◆ Work instruction
Check every line of the material below for the string "title". State how many lines have it.

Material provided: Begin

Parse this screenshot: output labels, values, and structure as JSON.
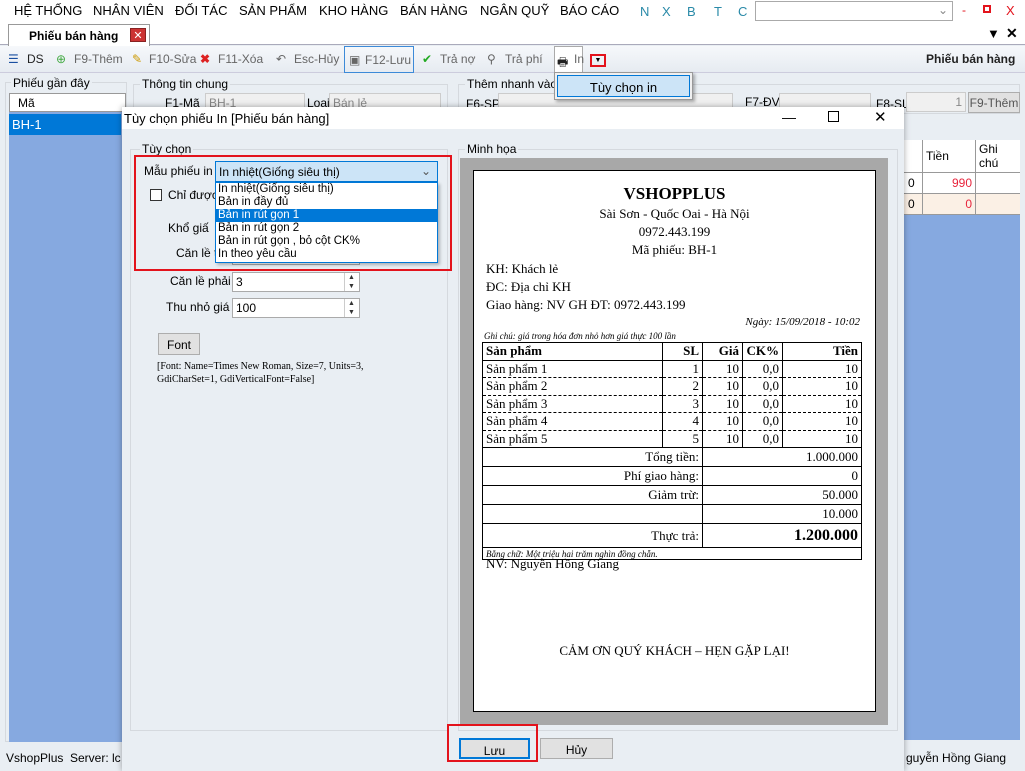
{
  "menu": {
    "items": [
      "HỆ THỐNG",
      "NHÂN VIÊN",
      "ĐỐI TÁC",
      "SẢN PHẨM",
      "KHO HÀNG",
      "BÁN HÀNG",
      "NGÂN QUỸ",
      "BÁO CÁO"
    ],
    "shortcuts": [
      "N",
      "X",
      "B",
      "T",
      "C"
    ],
    "search_value": "",
    "min": "-",
    "max": "▫",
    "close": "X"
  },
  "tab": {
    "label": "Phiếu bán hàng"
  },
  "toolbar": {
    "ds": "DS",
    "add": "F9-Thêm",
    "edit": "F10-Sửa",
    "delete": "F11-Xóa",
    "cancel": "Esc-Hủy",
    "save": "F12-Lưu",
    "pay_debt": "Trả nợ",
    "pay_fee": "Trả phí",
    "print": "In",
    "title": "Phiếu bán hàng"
  },
  "print_menu": {
    "item": "Tùy chọn in"
  },
  "recent": {
    "label": "Phiếu gần đây",
    "header": "Mã",
    "rows": [
      "BH-1"
    ]
  },
  "general": {
    "label": "Thông tin chung",
    "code_label": "F1-Mã",
    "code_value": "BH-1",
    "type_label": "Loại",
    "type_value": "Bán lẻ"
  },
  "quick_add": {
    "label": "Thêm nhanh vào m",
    "sp_label": "F6-SP",
    "dv_label": "F7-ĐV",
    "sl_label": "F8-SL",
    "sl_value": "1",
    "add_button": "F9-Thêm"
  },
  "grid": {
    "headers": [
      "Tiền",
      "Ghi chú"
    ],
    "rows": [
      {
        "sl": "0",
        "tien": "990"
      },
      {
        "sl": "0",
        "tien": "0"
      }
    ],
    "amount_color": "#e8243c"
  },
  "dialog": {
    "title": "Tùy chọn phiếu In [Phiếu bán hàng]",
    "options_label": "Tùy chọn",
    "template_label": "Mẫu phiếu in",
    "template_value": "In nhiệt(Giống siêu thị)",
    "template_options": [
      "In nhiệt(Giống siêu thị)",
      "Bản in đầy đủ",
      "Bản in rút gọn 1",
      "Bản in rút gọn 2",
      "Bản in rút gọn , bỏ cột CK%",
      "In theo yêu cầu"
    ],
    "highlighted_option": "Bản in rút gọn 1",
    "checkbox_label": "Chỉ được i",
    "paper_label": "Khổ giấ",
    "margin_top_label": "Căn lề tr",
    "margin_right_label": "Căn lề phải",
    "margin_right_value": "3",
    "scale_label": "Thu nhỏ giá",
    "scale_value": "100",
    "font_button": "Font",
    "font_info": "[Font: Name=Times New Roman, Size=7, Units=3, GdiCharSet=1, GdiVerticalFont=False]",
    "preview_label": "Minh họa",
    "save": "Lưu",
    "cancel": "Hủy"
  },
  "receipt": {
    "shop": "VSHOPPLUS",
    "address": "Sài Sơn - Quốc Oai - Hà Nội",
    "phone": "0972.443.199",
    "code": "Mã phiếu: BH-1",
    "customer": "KH: Khách lẻ",
    "customer_address": "ĐC: Địa chỉ KH",
    "delivery": "Giao hàng: NV GH ĐT: 0972.443.199",
    "date": "Ngày: 15/09/2018 - 10:02",
    "note": "Ghi chú: giá trong hóa đơn nhỏ hơn giá thực 100 lần",
    "headers": [
      "Sản phẩm",
      "SL",
      "Giá",
      "CK%",
      "Tiền"
    ],
    "items": [
      [
        "Sản phẩm 1",
        "1",
        "10",
        "0,0",
        "10"
      ],
      [
        "Sản phẩm 2",
        "2",
        "10",
        "0,0",
        "10"
      ],
      [
        "Sản phẩm 3",
        "3",
        "10",
        "0,0",
        "10"
      ],
      [
        "Sản phẩm 4",
        "4",
        "10",
        "0,0",
        "10"
      ],
      [
        "Sản phẩm 5",
        "5",
        "10",
        "0,0",
        "10"
      ]
    ],
    "totals": [
      [
        "Tổng tiền:",
        "1.000.000"
      ],
      [
        "Phí giao hàng:",
        "0"
      ],
      [
        "Giảm trừ:",
        "50.000"
      ],
      [
        "",
        "10.000"
      ],
      [
        "Thực trả:",
        "1.200.000"
      ]
    ],
    "in_words": "Bằng chữ: Một triệu hai trăm nghìn đồng chẵn.",
    "staff": "NV: Nguyễn Hồng Giang",
    "thanks": "CẢM ƠN QUÝ KHÁCH – HẸN GẶP LẠI!"
  },
  "status": {
    "app": "VshopPlus",
    "server": "Server: lc",
    "user": "guyễn Hồng Giang"
  },
  "colors": {
    "highlight": "#e3131c",
    "selection": "#0078d7",
    "list_bg": "#86a9e0"
  }
}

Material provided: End

◆ Written answer
2